• RECORDS PROVIDED
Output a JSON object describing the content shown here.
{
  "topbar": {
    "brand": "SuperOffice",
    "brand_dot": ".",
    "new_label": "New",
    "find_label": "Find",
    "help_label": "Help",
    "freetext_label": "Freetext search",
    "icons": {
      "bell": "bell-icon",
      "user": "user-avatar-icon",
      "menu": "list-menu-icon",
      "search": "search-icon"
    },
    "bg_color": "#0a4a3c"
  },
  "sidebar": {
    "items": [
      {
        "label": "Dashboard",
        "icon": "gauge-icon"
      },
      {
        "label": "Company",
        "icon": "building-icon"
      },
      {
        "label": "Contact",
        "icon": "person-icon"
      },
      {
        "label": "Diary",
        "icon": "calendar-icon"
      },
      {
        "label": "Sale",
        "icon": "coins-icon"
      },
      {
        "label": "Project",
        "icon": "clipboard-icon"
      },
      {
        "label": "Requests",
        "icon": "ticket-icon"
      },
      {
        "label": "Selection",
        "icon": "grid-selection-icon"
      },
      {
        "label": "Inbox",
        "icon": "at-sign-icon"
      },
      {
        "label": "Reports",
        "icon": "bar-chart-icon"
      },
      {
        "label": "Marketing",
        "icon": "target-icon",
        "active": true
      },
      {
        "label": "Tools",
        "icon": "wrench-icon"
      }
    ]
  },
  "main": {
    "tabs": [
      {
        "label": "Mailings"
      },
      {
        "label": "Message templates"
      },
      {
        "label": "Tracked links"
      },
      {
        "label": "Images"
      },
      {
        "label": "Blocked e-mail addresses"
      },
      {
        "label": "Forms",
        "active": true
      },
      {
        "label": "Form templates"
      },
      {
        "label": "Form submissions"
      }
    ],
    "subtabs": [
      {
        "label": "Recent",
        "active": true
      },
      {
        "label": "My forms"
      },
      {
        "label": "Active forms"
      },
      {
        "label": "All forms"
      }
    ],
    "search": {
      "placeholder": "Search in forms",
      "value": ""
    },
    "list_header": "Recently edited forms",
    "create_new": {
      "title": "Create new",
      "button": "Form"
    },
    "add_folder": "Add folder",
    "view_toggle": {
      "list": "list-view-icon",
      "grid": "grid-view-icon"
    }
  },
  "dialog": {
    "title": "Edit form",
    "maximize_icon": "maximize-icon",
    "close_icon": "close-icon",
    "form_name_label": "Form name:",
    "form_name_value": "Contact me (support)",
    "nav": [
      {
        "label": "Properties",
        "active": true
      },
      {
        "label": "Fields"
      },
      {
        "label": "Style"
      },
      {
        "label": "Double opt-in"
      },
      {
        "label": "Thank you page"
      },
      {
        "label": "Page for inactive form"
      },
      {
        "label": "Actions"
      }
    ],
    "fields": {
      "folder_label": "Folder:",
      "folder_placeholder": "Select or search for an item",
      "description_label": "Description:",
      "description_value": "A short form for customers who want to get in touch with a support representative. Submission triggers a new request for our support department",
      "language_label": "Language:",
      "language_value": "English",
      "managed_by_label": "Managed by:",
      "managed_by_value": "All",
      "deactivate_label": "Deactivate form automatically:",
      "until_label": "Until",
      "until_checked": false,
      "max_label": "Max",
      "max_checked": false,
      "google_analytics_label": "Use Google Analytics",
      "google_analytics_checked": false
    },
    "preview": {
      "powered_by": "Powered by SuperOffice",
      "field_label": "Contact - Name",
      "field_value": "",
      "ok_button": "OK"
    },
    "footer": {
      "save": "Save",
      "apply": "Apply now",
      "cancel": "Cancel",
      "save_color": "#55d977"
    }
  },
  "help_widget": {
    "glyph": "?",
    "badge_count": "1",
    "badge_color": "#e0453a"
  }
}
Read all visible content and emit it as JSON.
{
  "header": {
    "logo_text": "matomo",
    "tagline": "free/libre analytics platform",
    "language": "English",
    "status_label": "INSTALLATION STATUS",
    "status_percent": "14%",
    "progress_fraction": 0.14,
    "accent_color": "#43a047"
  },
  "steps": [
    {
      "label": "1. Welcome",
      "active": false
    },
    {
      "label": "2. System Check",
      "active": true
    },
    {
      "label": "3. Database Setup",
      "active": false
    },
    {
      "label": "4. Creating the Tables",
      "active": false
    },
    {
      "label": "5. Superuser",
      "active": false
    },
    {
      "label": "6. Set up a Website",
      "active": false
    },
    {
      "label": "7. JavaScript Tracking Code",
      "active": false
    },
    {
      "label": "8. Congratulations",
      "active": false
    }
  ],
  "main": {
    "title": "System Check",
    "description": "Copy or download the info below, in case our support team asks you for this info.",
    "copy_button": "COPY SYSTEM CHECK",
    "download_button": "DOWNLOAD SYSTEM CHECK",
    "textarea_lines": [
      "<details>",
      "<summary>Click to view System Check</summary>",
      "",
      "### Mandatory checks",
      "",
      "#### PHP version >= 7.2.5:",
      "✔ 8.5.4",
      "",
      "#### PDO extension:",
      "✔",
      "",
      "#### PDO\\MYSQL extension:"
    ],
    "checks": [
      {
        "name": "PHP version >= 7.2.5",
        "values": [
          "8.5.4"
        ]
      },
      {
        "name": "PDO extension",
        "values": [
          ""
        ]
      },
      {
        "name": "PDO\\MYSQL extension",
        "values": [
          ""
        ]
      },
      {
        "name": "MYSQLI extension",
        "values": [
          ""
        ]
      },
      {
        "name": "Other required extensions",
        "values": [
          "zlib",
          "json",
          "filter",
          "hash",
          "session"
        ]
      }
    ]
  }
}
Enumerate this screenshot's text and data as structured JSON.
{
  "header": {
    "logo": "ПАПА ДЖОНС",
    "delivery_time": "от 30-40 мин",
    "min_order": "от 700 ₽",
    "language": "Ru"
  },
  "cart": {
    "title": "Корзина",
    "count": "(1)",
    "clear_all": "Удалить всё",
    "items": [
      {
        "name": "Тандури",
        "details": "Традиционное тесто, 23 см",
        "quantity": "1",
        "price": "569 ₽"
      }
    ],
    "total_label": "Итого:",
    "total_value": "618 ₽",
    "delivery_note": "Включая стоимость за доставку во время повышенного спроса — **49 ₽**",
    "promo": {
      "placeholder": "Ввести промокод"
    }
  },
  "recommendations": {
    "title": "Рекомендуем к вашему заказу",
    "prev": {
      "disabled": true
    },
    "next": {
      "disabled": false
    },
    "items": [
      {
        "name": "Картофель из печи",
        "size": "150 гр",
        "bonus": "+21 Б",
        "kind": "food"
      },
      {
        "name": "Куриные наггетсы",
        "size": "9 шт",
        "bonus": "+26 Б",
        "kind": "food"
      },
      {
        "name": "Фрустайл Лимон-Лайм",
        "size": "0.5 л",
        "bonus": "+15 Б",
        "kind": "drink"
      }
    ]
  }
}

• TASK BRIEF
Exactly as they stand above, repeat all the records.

• TASK SOLUTION
Output a JSON object describing the content shown here.
{
  "topbar": {
    "brand": "SuperOffice",
    "brand_dot": ".",
    "new_label": "New",
    "find_label": "Find",
    "help_label": "Help",
    "freetext_label": "Freetext search",
    "icons": {
      "bell": "bell-icon",
      "user": "user-avatar-icon",
      "menu": "list-menu-icon",
      "search": "search-icon"
    },
    "bg_color": "#0a4a3c"
  },
  "sidebar": {
    "items": [
      {
        "label": "Dashboard",
        "icon": "gauge-icon"
      },
      {
        "label": "Company",
        "icon": "building-icon"
      },
      {
        "label": "Contact",
        "icon": "person-icon"
      },
      {
        "label": "Diary",
        "icon": "calendar-icon"
      },
      {
        "label": "Sale",
        "icon": "coins-icon"
      },
      {
        "label": "Project",
        "icon": "clipboard-icon"
      },
      {
        "label": "Requests",
        "icon": "ticket-icon"
      },
      {
        "label": "Selection",
        "icon": "grid-selection-icon"
      },
      {
        "label": "Inbox",
        "icon": "at-sign-icon"
      },
      {
        "label": "Reports",
        "icon": "bar-chart-icon"
      },
      {
        "label": "Marketing",
        "icon": "target-icon",
        "active": true
      },
      {
        "label": "Tools",
        "icon": "wrench-icon"
      }
    ]
  },
  "main": {
    "tabs": [
      {
        "label": "Mailings"
      },
      {
        "label": "Message templates"
      },
      {
        "label": "Tracked links"
      },
      {
        "label": "Images"
      },
      {
        "label": "Blocked e-mail addresses"
      },
      {
        "label": "Forms",
        "active": true
      },
      {
        "label": "Form templates"
      },
      {
        "label": "Form submissions"
      }
    ],
    "subtabs": [
      {
        "label": "Recent",
        "active": true
      },
      {
        "label": "My forms"
      },
      {
        "label": "Active forms"
      },
      {
        "label": "All forms"
      }
    ],
    "search": {
      "placeholder": "Search in forms",
      "value": ""
    },
    "list_header": "Recently edited forms",
    "create_new": {
      "title": "Create new",
      "button": "Form"
    },
    "add_folder": "Add folder",
    "view_toggle": {
      "list": "list-view-icon",
      "grid": "grid-view-icon"
    }
  },
  "dialog": {
    "title": "Edit form",
    "maximize_icon": "maximize-icon",
    "close_icon": "close-icon",
    "form_name_label": "Form name:",
    "form_name_value": "Contact me (support)",
    "nav": [
      {
        "label": "Properties",
        "active": true
      },
      {
        "label": "Fields"
      },
      {
        "label": "Style"
      },
      {
        "label": "Double opt-in"
      },
      {
        "label": "Thank you page"
      },
      {
        "label": "Page for inactive form"
      },
      {
        "label": "Actions"
      }
    ],
    "fields": {
      "folder_label": "Folder:",
      "folder_placeholder": "Select or search for an item",
      "description_label": "Description:",
      "description_value": "A short form for customers who want to get in touch with a support representative. Submission triggers a new request for our support department",
      "language_label": "Language:",
      "language_value": "English",
      "managed_by_label": "Managed by:",
      "managed_by_value": "All",
      "deactivate_label": "Deactivate form automatically:",
      "until_label": "Until",
      "until_checked": false,
      "max_label": "Max",
      "max_checked": false,
      "google_analytics_label": "Use Google Analytics",
      "google_analytics_checked": false
    },
    "preview": {
      "powered_by": "Powered by SuperOffice",
      "field_label": "Contact - Name",
      "field_value": "",
      "ok_button": "OK"
    },
    "footer": {
      "save": "Save",
      "apply": "Apply now",
      "cancel": "Cancel",
      "save_color": "#55d977"
    }
  },
  "help_widget": {
    "glyph": "?",
    "badge_count": "1",
    "badge_color": "#e0453a"
  }
}
Read all visible content and emit it as JSON.
{
  "header": {
    "logo_text": "matomo",
    "tagline": "free/libre analytics platform",
    "language": "English",
    "status_label": "INSTALLATION STATUS",
    "status_percent": "14%",
    "progress_fraction": 0.14,
    "accent_color": "#43a047"
  },
  "steps": [
    {
      "label": "1. Welcome",
      "active": false
    },
    {
      "label": "2. System Check",
      "active": true
    },
    {
      "label": "3. Database Setup",
      "active": false
    },
    {
      "label": "4. Creating the Tables",
      "active": false
    },
    {
      "label": "5. Superuser",
      "active": false
    },
    {
      "label": "6. Set up a Website",
      "active": false
    },
    {
      "label": "7. JavaScript Tracking Code",
      "active": false
    },
    {
      "label": "8. Congratulations",
      "active": false
    }
  ],
  "main": {
    "title": "System Check",
    "description": "Copy or download the info below, in case our support team asks you for this info.",
    "copy_button": "COPY SYSTEM CHECK",
    "download_button": "DOWNLOAD SYSTEM CHECK",
    "textarea_lines": [
      "<details>",
      "<summary>Click to view System Check</summary>",
      "",
      "### Mandatory checks",
      "",
      "#### PHP version >= 7.2.5:",
      "✔ 8.5.4",
      "",
      "#### PDO extension:",
      "✔",
      "",
      "#### PDO\\MYSQL extension:"
    ],
    "checks": [
      {
        "name": "PHP version >= 7.2.5",
        "values": [
          "8.5.4"
        ]
      },
      {
        "name": "PDO extension",
        "values": [
          ""
        ]
      },
      {
        "name": "PDO\\MYSQL extension",
        "values": [
          ""
        ]
      },
      {
        "name": "MYSQLI extension",
        "values": [
          ""
        ]
      },
      {
        "name": "Other required extensions",
        "values": [
          "zlib",
          "json",
          "filter",
          "hash",
          "session"
        ]
      }
    ]
  }
}
Enumerate this screenshot's text and data as structured JSON.
{
  "header": {
    "logo": "ПАПА ДЖОНС",
    "delivery_time": "от 30-40 мин",
    "min_order": "от 700 ₽",
    "language": "Ru"
  },
  "cart": {
    "title": "Корзина",
    "count": "(1)",
    "clear_all": "Удалить всё",
    "items": [
      {
        "name": "Тандури",
        "details": "Традиционное тесто, 23 см",
        "quantity": "1",
        "price": "569 ₽"
      }
    ],
    "total_label": "Итого:",
    "total_value": "618 ₽",
    "delivery_note": "Включая стоимость за доставку во время повышенного спроса — **49 ₽**",
    "promo": {
      "placeholder": "Ввести промокод"
    }
  },
  "recommendations": {
    "title": "Рекомендуем к вашему заказу",
    "prev": {
      "disabled": true
    },
    "next": {
      "disabled": false
    },
    "items": [
      {
        "name": "Картофель из печи",
        "size": "150 гр",
        "bonus": "+21 Б",
        "kind": "food"
      },
      {
        "name": "Куриные наггетсы",
        "size": "9 шт",
        "bonus": "+26 Б",
        "kind": "food"
      },
      {
        "name": "Фрустайл Лимон-Лайм",
        "size": "0.5 л",
        "bonus": "+15 Б",
        "kind": "drink"
      }
    ]
  }
}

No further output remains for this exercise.